The cardinality of the curve E: Y^2 = X^3+4589*X+91128
modulo (p=10^1499+2001) is p+1-t with
t=-33869807502019604962429491732215909675312109702927
38256660675992888798047358665277537955891121925282
04312584535186270889492848925526604477183857980923
59477665742381275305428214011551504715014013677567
26419740446725166854919715964302583573538365053023
79848948669059223574594199242770519859918901305463
56315123760066014938693077158287600028457826986887
95318782320991052056671119858045473657308508388388
25841475058655269609931826424414231889685224914589
24896470910210262180251945525555489587430454422785
21589418839490929443491392338326471404212463987422
20667685409798264040019116263291700594455504306667
01089059814033633752435141603224931835752822032445
78882193392994255212234498834012240698002236270116
43294029774897132053258354006762051244824374486430
Why perform such a computation? It was tempting to measure the impact
of technology on the feasability of such a computation using the
classical SEA algorithm. After all, the preceding record of 500
decimal digits was done 10 years ago [1].
Rewriting the program in NTL, we get the following equivalent
cumulated CPU time on an AMD 64 Processor 3400+ (2.4GHz):
500dd 10 hours
1000dd 180 hours
1500dd 6400 hours
These timings do not take into account the time needed to compute the
relevant modular equations. However, during the computations for the
1000dd, it appeared that computing these equations was more and more
costly, the reason being that the classical O(ell^4) method using
series expansions and chinese primes was just too slow. Fortunately,
one of us (AE) came in with a new faster method. Briefly, one looks
for the modular equation of some function built from Hecke operators
T_r, as described for instance in Mueller's thesis. The complexity of
AE's method is then O(r ell^3), which is much faster than O(ell^4), if
r is small, which happens very frequently. More details are given in

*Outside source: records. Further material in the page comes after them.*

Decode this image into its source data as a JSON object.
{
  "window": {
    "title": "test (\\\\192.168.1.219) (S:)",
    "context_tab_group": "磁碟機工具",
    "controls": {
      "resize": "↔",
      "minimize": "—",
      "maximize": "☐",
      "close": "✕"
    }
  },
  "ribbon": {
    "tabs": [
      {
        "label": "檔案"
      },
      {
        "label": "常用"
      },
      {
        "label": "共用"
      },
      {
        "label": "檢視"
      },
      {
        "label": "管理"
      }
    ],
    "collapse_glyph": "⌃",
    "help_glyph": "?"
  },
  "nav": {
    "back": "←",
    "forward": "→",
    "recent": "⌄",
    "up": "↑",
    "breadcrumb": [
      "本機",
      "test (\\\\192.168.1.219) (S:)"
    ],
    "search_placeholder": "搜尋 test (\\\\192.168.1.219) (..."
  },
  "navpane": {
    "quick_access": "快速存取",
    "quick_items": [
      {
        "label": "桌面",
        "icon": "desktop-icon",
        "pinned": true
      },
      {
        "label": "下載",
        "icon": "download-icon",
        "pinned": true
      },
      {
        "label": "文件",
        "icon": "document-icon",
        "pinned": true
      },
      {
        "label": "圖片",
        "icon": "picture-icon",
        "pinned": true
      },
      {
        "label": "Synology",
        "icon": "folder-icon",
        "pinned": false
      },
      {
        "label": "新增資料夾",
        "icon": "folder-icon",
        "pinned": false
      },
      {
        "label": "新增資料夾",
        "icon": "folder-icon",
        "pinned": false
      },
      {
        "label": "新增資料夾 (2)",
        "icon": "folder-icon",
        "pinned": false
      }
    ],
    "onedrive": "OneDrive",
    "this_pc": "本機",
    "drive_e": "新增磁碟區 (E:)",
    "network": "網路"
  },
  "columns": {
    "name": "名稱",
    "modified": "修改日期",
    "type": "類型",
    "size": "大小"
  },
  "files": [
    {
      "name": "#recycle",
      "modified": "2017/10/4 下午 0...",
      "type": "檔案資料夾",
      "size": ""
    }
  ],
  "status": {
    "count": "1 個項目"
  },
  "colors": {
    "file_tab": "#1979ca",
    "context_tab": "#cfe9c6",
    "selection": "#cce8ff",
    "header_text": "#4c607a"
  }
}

AE's forthcoming paper. We content ourselves with just one numerical
example. For the prime ell = 2713, it took 41 hours to compute the
modular equation. This should be compared to the 3 hours required to

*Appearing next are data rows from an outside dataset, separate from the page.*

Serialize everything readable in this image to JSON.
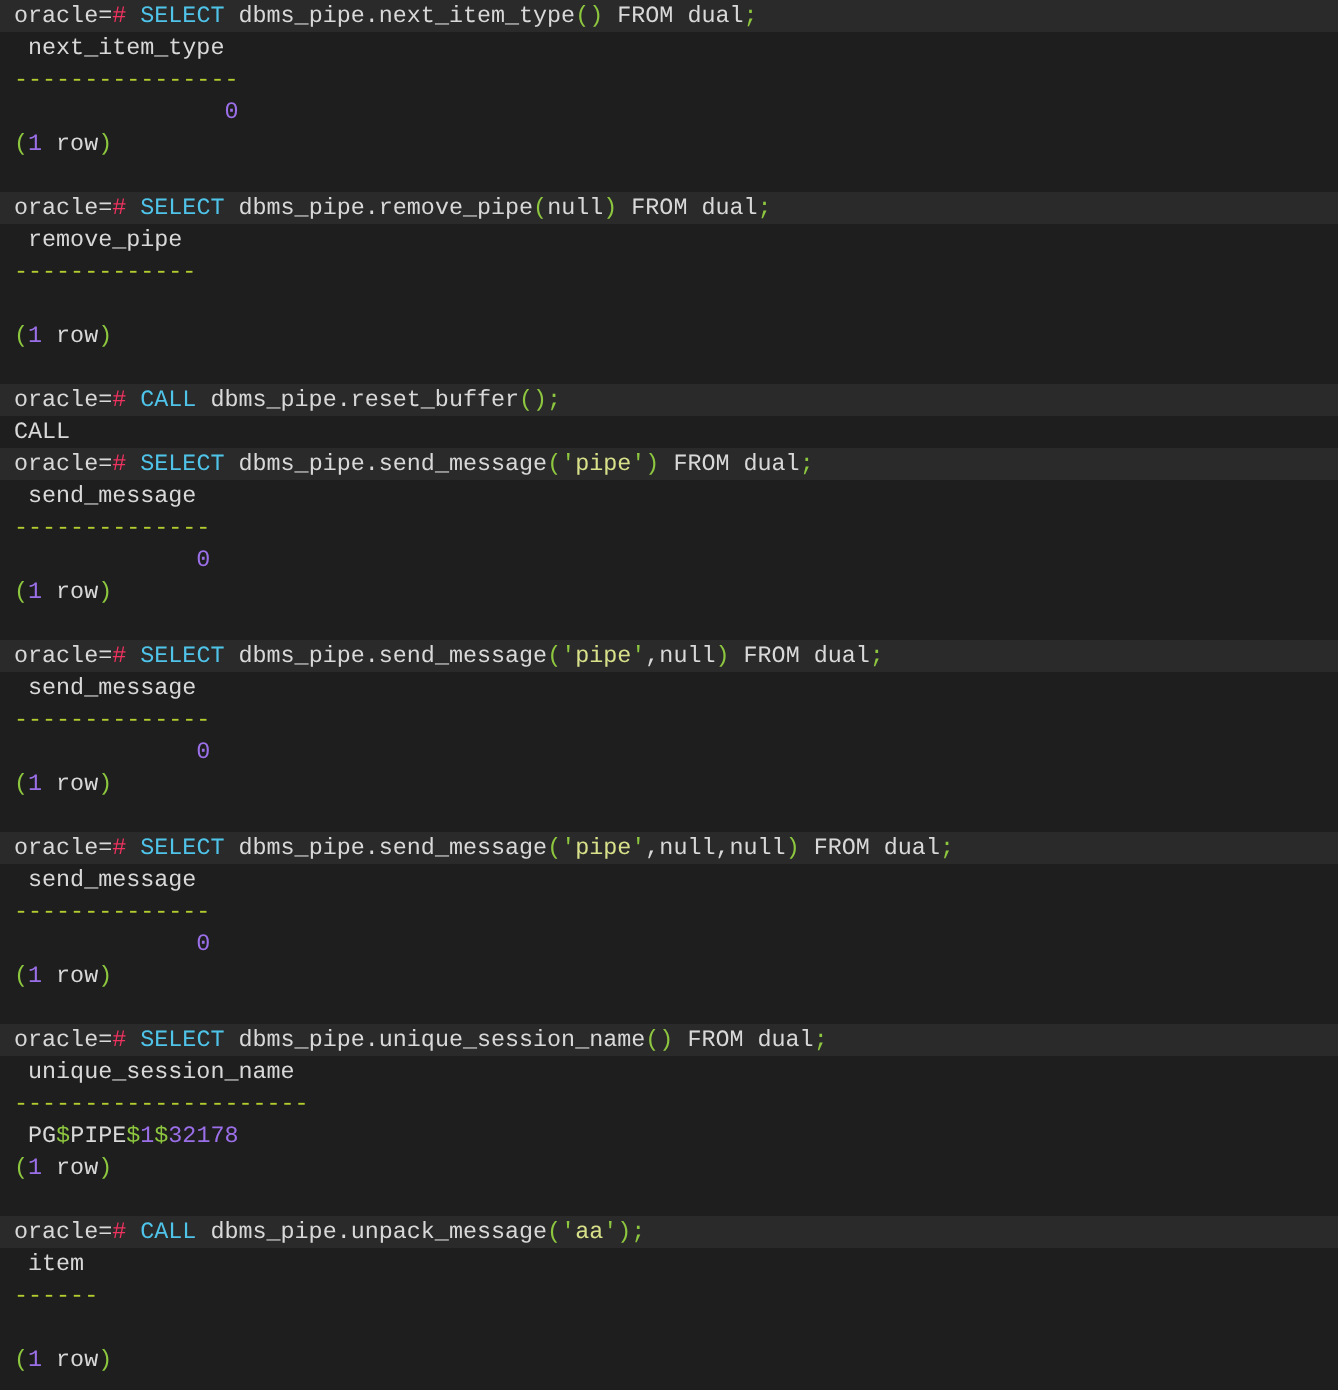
{
  "terminal": {
    "lines": [
      {
        "kind": "command",
        "tokens": [
          {
            "kind": "plain",
            "text": "oracle="
          },
          {
            "kind": "hash",
            "text": "#"
          },
          {
            "kind": "keyword",
            "text": " SELECT"
          },
          {
            "kind": "plain",
            "text": " dbms_pipe.next_item_type"
          },
          {
            "kind": "punct",
            "text": "()"
          },
          {
            "kind": "plain",
            "text": " FROM dual"
          },
          {
            "kind": "punct",
            "text": ";"
          }
        ]
      },
      {
        "kind": "header",
        "tokens": [
          {
            "kind": "plain",
            "text": " next_item_type"
          }
        ]
      },
      {
        "kind": "rule",
        "tokens": [
          {
            "kind": "dashes",
            "text": "----------------"
          }
        ]
      },
      {
        "kind": "value",
        "tokens": [
          {
            "kind": "number",
            "text": "               0"
          }
        ]
      },
      {
        "kind": "footer",
        "tokens": [
          {
            "kind": "punct",
            "text": "("
          },
          {
            "kind": "number",
            "text": "1"
          },
          {
            "kind": "plain",
            "text": " row"
          },
          {
            "kind": "punct",
            "text": ")"
          }
        ]
      },
      {
        "kind": "blank"
      },
      {
        "kind": "command",
        "tokens": [
          {
            "kind": "plain",
            "text": "oracle="
          },
          {
            "kind": "hash",
            "text": "#"
          },
          {
            "kind": "keyword",
            "text": " SELECT"
          },
          {
            "kind": "plain",
            "text": " dbms_pipe.remove_pipe"
          },
          {
            "kind": "punct",
            "text": "("
          },
          {
            "kind": "plain",
            "text": "null"
          },
          {
            "kind": "punct",
            "text": ")"
          },
          {
            "kind": "plain",
            "text": " FROM dual"
          },
          {
            "kind": "punct",
            "text": ";"
          }
        ]
      },
      {
        "kind": "header",
        "tokens": [
          {
            "kind": "plain",
            "text": " remove_pipe"
          }
        ]
      },
      {
        "kind": "rule",
        "tokens": [
          {
            "kind": "dashes",
            "text": "-------------"
          }
        ]
      },
      {
        "kind": "blank"
      },
      {
        "kind": "footer",
        "tokens": [
          {
            "kind": "punct",
            "text": "("
          },
          {
            "kind": "number",
            "text": "1"
          },
          {
            "kind": "plain",
            "text": " row"
          },
          {
            "kind": "punct",
            "text": ")"
          }
        ]
      },
      {
        "kind": "blank"
      },
      {
        "kind": "command",
        "tokens": [
          {
            "kind": "plain",
            "text": "oracle="
          },
          {
            "kind": "hash",
            "text": "#"
          },
          {
            "kind": "keyword",
            "text": " CALL"
          },
          {
            "kind": "plain",
            "text": " dbms_pipe.reset_buffer"
          },
          {
            "kind": "punct",
            "text": "();"
          }
        ]
      },
      {
        "kind": "echo",
        "tokens": [
          {
            "kind": "plain",
            "text": "CALL"
          }
        ]
      },
      {
        "kind": "command",
        "tokens": [
          {
            "kind": "plain",
            "text": "oracle="
          },
          {
            "kind": "hash",
            "text": "#"
          },
          {
            "kind": "keyword",
            "text": " SELECT"
          },
          {
            "kind": "plain",
            "text": " dbms_pipe.send_message"
          },
          {
            "kind": "punct",
            "text": "('"
          },
          {
            "kind": "string",
            "text": "pipe"
          },
          {
            "kind": "punct",
            "text": "')"
          },
          {
            "kind": "plain",
            "text": " FROM dual"
          },
          {
            "kind": "punct",
            "text": ";"
          }
        ]
      },
      {
        "kind": "header",
        "tokens": [
          {
            "kind": "plain",
            "text": " send_message"
          }
        ]
      },
      {
        "kind": "rule",
        "tokens": [
          {
            "kind": "dashes",
            "text": "--------------"
          }
        ]
      },
      {
        "kind": "value",
        "tokens": [
          {
            "kind": "number",
            "text": "             0"
          }
        ]
      },
      {
        "kind": "footer",
        "tokens": [
          {
            "kind": "punct",
            "text": "("
          },
          {
            "kind": "number",
            "text": "1"
          },
          {
            "kind": "plain",
            "text": " row"
          },
          {
            "kind": "punct",
            "text": ")"
          }
        ]
      },
      {
        "kind": "blank"
      },
      {
        "kind": "command",
        "tokens": [
          {
            "kind": "plain",
            "text": "oracle="
          },
          {
            "kind": "hash",
            "text": "#"
          },
          {
            "kind": "keyword",
            "text": " SELECT"
          },
          {
            "kind": "plain",
            "text": " dbms_pipe.send_message"
          },
          {
            "kind": "punct",
            "text": "('"
          },
          {
            "kind": "string",
            "text": "pipe"
          },
          {
            "kind": "punct",
            "text": "'"
          },
          {
            "kind": "plain",
            "text": ",null"
          },
          {
            "kind": "punct",
            "text": ")"
          },
          {
            "kind": "plain",
            "text": " FROM dual"
          },
          {
            "kind": "punct",
            "text": ";"
          }
        ]
      },
      {
        "kind": "header",
        "tokens": [
          {
            "kind": "plain",
            "text": " send_message"
          }
        ]
      },
      {
        "kind": "rule",
        "tokens": [
          {
            "kind": "dashes",
            "text": "--------------"
          }
        ]
      },
      {
        "kind": "value",
        "tokens": [
          {
            "kind": "number",
            "text": "             0"
          }
        ]
      },
      {
        "kind": "footer",
        "tokens": [
          {
            "kind": "punct",
            "text": "("
          },
          {
            "kind": "number",
            "text": "1"
          },
          {
            "kind": "plain",
            "text": " row"
          },
          {
            "kind": "punct",
            "text": ")"
          }
        ]
      },
      {
        "kind": "blank"
      },
      {
        "kind": "command",
        "tokens": [
          {
            "kind": "plain",
            "text": "oracle="
          },
          {
            "kind": "hash",
            "text": "#"
          },
          {
            "kind": "keyword",
            "text": " SELECT"
          },
          {
            "kind": "plain",
            "text": " dbms_pipe.send_message"
          },
          {
            "kind": "punct",
            "text": "('"
          },
          {
            "kind": "string",
            "text": "pipe"
          },
          {
            "kind": "punct",
            "text": "'"
          },
          {
            "kind": "plain",
            "text": ",null,null"
          },
          {
            "kind": "punct",
            "text": ")"
          },
          {
            "kind": "plain",
            "text": " FROM dual"
          },
          {
            "kind": "punct",
            "text": ";"
          }
        ]
      },
      {
        "kind": "header",
        "tokens": [
          {
            "kind": "plain",
            "text": " send_message"
          }
        ]
      },
      {
        "kind": "rule",
        "tokens": [
          {
            "kind": "dashes",
            "text": "--------------"
          }
        ]
      },
      {
        "kind": "value",
        "tokens": [
          {
            "kind": "number",
            "text": "             0"
          }
        ]
      },
      {
        "kind": "footer",
        "tokens": [
          {
            "kind": "punct",
            "text": "("
          },
          {
            "kind": "number",
            "text": "1"
          },
          {
            "kind": "plain",
            "text": " row"
          },
          {
            "kind": "punct",
            "text": ")"
          }
        ]
      },
      {
        "kind": "blank"
      },
      {
        "kind": "command",
        "tokens": [
          {
            "kind": "plain",
            "text": "oracle="
          },
          {
            "kind": "hash",
            "text": "#"
          },
          {
            "kind": "keyword",
            "text": " SELECT"
          },
          {
            "kind": "plain",
            "text": " dbms_pipe.unique_session_name"
          },
          {
            "kind": "punct",
            "text": "()"
          },
          {
            "kind": "plain",
            "text": " FROM dual"
          },
          {
            "kind": "punct",
            "text": ";"
          }
        ]
      },
      {
        "kind": "header",
        "tokens": [
          {
            "kind": "plain",
            "text": " unique_session_name"
          }
        ]
      },
      {
        "kind": "rule",
        "tokens": [
          {
            "kind": "dashes",
            "text": "---------------------"
          }
        ]
      },
      {
        "kind": "value",
        "tokens": [
          {
            "kind": "plain",
            "text": " PG"
          },
          {
            "kind": "punct",
            "text": "$"
          },
          {
            "kind": "plain",
            "text": "PIPE"
          },
          {
            "kind": "punct",
            "text": "$"
          },
          {
            "kind": "number",
            "text": "1"
          },
          {
            "kind": "punct",
            "text": "$"
          },
          {
            "kind": "number",
            "text": "32178"
          }
        ]
      },
      {
        "kind": "footer",
        "tokens": [
          {
            "kind": "punct",
            "text": "("
          },
          {
            "kind": "number",
            "text": "1"
          },
          {
            "kind": "plain",
            "text": " row"
          },
          {
            "kind": "punct",
            "text": ")"
          }
        ]
      },
      {
        "kind": "blank"
      },
      {
        "kind": "command",
        "tokens": [
          {
            "kind": "plain",
            "text": "oracle="
          },
          {
            "kind": "hash",
            "text": "#"
          },
          {
            "kind": "keyword",
            "text": " CALL"
          },
          {
            "kind": "plain",
            "text": " dbms_pipe.unpack_message"
          },
          {
            "kind": "punct",
            "text": "('"
          },
          {
            "kind": "string",
            "text": "aa"
          },
          {
            "kind": "punct",
            "text": "');"
          }
        ]
      },
      {
        "kind": "header",
        "tokens": [
          {
            "kind": "plain",
            "text": " item"
          }
        ]
      },
      {
        "kind": "rule",
        "tokens": [
          {
            "kind": "dashes",
            "text": "------"
          }
        ]
      },
      {
        "kind": "blank"
      },
      {
        "kind": "footer",
        "tokens": [
          {
            "kind": "punct",
            "text": "("
          },
          {
            "kind": "number",
            "text": "1"
          },
          {
            "kind": "plain",
            "text": " row"
          },
          {
            "kind": "punct",
            "text": ")"
          }
        ]
      }
    ]
  }
}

compute X^p mod Phi_2713 and to the 3 more for performing the
remaining computations.
As can be seen from the data file [2], some effort was put in finding
t mod ell for Atkin primes that are sometimes rather large, using the

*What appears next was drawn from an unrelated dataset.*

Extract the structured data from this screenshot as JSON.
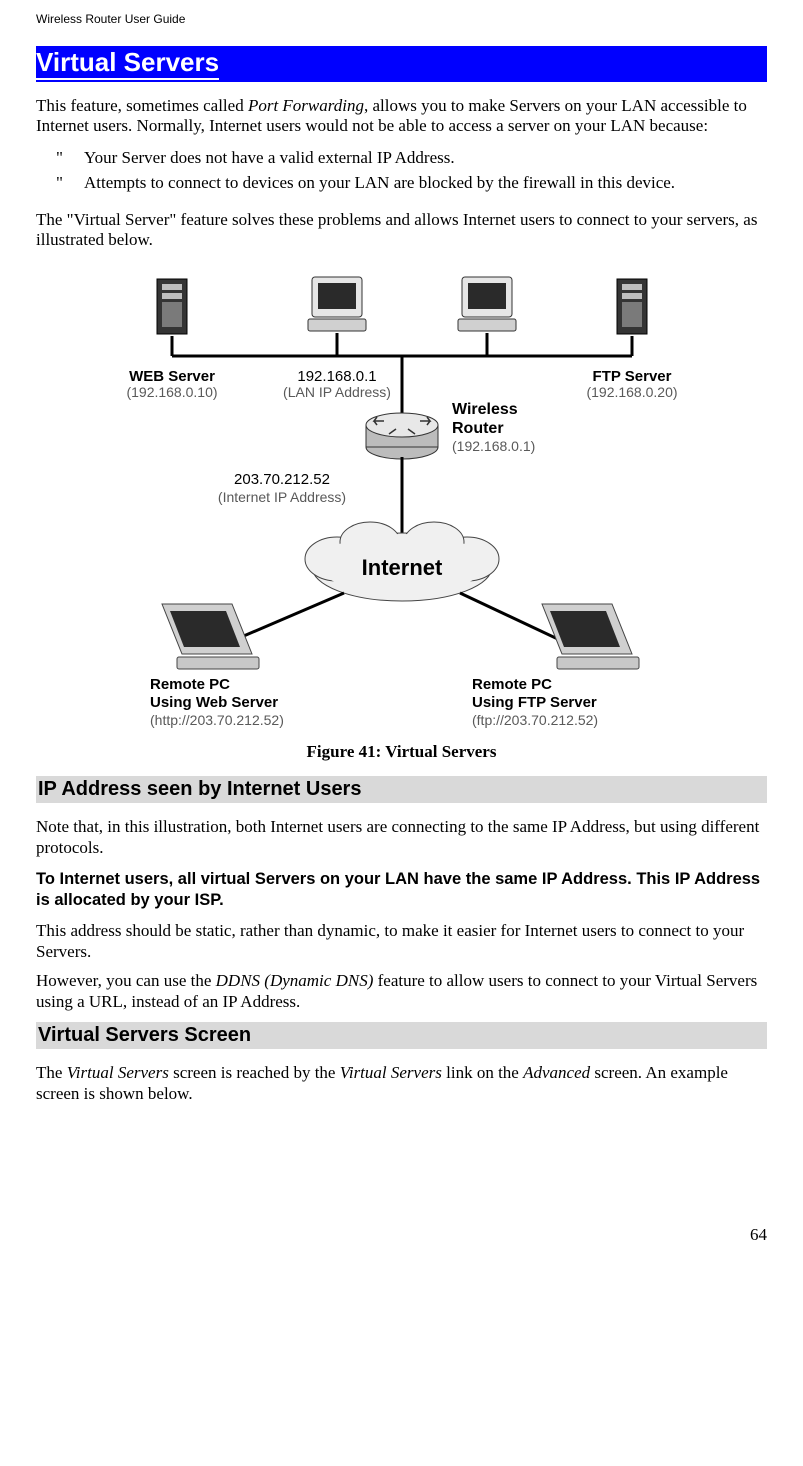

techniques of Dewaghe.
AEnge, PGaudry and FMorain
[1] http://listserv.nodak.edu/cgi-bin/wa.exe?A2=ind9501&L=nmbrthry&P=R503
[2] http://www.lix.polytechnique.fr/Labo/Francois.Morain/SEA/d1500x.t